Leondardo da Vinci's St. Jerome and its link to the built church of S. Girolamo degli Schiavoni in Rome
Leonardo da Vinci: St. Jerome in the Wilderness (c. 1480)
The small church sketched in Leonardo da Vinci's St. Jerome in the Wilderness (on the right)
seems to be linked to the built church of S. Girolamo degli Schiavoni in Rome.
Marco Carpiceci and Fabio Colonnese
Leonard, St. Jerome, and the Illyrians' Church in Rome In Leonardo da Vinci - Nature and Architecture (Leonardo Studies, Volume 2)
Abstract. This study is based on an intuition of Alberto Carpiceci, who more than forty years ago suggested the existence of a link between the small church sketched in Leonardo da Vinci's St. Jerome in the Wilderness and the built church of S. Girolamo degli Schiavoni in Rome. Starting from this intuition, the authors have tried to verify the concrete possibility that during his Roman stay, Leonardo da Vinci worked on a project for the new church. In the absence of documents attesting to any link between Leonardo and the Illyrian community in Rome, the primary documentation is reduced to three elements. First, the painting of St. Jerome in Vaticano, with the little Renaissance church sketched on it. Critics agree on attributing it to Leonardo, but disagree both on the name of the commitment and on its temporal collocation, also in virtue of the anatomical qualities of the subject portrayed.

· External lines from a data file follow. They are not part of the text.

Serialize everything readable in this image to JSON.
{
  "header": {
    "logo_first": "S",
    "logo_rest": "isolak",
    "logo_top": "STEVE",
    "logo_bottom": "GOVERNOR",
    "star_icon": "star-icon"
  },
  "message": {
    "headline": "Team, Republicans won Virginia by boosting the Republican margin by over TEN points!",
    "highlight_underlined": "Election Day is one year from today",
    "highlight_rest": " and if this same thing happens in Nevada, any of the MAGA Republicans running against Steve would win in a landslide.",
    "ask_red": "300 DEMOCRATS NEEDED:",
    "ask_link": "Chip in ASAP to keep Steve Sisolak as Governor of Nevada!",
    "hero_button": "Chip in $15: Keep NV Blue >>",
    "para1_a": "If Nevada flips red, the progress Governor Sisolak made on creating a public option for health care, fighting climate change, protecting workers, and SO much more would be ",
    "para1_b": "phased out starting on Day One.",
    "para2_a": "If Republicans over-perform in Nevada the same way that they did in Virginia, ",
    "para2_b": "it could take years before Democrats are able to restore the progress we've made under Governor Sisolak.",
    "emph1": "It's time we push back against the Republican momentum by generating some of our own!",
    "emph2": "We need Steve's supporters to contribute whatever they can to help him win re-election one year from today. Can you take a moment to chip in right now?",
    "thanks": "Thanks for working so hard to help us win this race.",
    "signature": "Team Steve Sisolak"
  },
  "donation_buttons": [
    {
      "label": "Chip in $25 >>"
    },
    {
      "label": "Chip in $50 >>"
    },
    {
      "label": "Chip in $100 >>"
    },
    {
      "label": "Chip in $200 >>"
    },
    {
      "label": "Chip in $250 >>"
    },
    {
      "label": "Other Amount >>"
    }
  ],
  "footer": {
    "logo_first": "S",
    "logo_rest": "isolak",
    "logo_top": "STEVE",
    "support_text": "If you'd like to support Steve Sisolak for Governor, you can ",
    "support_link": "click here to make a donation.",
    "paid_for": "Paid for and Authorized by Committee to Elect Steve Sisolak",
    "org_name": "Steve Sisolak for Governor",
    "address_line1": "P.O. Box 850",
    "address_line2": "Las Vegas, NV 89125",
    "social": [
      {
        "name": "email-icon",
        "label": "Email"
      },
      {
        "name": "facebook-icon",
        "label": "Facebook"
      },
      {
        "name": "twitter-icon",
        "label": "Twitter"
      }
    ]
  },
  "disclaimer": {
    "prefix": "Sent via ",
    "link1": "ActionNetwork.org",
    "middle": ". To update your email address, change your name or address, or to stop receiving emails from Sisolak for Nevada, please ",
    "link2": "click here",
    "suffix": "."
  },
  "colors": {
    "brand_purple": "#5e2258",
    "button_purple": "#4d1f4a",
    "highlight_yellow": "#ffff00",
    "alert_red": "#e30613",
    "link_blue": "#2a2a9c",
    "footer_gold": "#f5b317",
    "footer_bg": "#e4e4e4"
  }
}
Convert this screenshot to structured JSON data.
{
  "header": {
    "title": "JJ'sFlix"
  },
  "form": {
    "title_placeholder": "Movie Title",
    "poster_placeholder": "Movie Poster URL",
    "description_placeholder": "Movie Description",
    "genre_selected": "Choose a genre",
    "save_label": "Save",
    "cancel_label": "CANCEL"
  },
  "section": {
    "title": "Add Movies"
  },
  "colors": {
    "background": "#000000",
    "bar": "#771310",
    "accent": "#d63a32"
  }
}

Second, an autograph sketch of Leonardo conserved at the Galeria dell'Accademia in Venice. It represents a longitudinal-plan church, somewhat rare in his architectural designs but sharing many elements with that depicted on the St. Jerome. Third, the church of S. Girolamo degli Schiavoni in Rome, especially its facade, which is considered by scholars to be anachronistic, and the context of the Porto di Ripetta in which it was built at the end of the sixteenth century, from a historical, geographical, artistic and even archaeological point of view.